§ **Exercise details**
Count how many lines of the data include "JSON". The answer is that number and nothing else.

Data about app and page elements:

>>>

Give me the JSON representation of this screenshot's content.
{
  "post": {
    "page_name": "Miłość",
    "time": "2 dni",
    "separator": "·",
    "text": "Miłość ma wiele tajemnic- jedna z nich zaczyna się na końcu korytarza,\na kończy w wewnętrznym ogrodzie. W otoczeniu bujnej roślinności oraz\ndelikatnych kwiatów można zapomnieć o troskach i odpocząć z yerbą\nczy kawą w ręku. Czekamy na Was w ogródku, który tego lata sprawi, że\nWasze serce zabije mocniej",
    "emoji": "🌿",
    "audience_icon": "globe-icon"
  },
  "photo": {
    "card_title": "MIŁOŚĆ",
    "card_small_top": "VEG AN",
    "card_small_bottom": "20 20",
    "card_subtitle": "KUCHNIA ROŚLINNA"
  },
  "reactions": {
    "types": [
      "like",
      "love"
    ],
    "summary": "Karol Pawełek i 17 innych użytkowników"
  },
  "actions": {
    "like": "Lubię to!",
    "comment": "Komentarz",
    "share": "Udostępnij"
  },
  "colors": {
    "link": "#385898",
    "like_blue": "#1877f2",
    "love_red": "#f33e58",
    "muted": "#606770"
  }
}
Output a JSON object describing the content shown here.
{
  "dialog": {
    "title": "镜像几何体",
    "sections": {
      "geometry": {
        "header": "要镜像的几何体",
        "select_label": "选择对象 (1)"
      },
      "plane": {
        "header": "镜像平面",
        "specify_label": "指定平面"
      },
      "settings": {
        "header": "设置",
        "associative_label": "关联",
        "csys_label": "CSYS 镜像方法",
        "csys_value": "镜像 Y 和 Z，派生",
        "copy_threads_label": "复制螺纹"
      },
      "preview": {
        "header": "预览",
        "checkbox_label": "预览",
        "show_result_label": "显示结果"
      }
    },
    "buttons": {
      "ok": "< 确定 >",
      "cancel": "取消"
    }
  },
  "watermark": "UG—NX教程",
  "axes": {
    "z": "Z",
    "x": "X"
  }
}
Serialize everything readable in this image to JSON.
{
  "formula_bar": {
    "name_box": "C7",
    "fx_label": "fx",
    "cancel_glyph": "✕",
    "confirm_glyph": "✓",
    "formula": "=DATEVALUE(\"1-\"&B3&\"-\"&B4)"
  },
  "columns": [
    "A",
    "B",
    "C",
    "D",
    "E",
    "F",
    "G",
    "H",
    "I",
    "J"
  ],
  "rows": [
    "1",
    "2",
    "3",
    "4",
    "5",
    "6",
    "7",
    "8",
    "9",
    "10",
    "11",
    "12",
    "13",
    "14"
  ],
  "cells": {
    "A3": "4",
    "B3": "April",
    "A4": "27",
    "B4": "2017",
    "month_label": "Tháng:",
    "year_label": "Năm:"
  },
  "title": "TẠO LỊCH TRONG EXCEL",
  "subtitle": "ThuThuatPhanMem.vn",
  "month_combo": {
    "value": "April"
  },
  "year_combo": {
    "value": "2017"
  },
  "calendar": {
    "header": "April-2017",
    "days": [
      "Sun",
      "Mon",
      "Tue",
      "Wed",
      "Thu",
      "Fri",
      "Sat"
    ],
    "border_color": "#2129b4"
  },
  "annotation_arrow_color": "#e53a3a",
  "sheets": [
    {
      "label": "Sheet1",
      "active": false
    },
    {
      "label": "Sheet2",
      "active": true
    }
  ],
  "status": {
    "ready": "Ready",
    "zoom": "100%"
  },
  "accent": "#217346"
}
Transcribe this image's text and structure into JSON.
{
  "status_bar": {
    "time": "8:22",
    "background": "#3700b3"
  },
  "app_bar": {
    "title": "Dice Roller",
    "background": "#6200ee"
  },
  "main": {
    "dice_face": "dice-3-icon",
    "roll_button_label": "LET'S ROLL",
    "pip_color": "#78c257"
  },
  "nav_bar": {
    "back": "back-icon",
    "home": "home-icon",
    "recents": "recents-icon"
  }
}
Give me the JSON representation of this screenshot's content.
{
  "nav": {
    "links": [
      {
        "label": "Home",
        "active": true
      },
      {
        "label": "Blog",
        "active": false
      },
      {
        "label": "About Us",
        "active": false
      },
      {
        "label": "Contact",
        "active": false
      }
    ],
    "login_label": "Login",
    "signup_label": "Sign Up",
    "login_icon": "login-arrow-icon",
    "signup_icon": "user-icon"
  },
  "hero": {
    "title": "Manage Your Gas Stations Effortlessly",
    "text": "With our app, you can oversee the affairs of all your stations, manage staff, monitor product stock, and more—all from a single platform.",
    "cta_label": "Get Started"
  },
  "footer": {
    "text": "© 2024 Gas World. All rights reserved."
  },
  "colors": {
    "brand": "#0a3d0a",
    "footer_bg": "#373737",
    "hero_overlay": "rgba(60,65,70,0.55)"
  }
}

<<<

§ **Response to this exercise**
5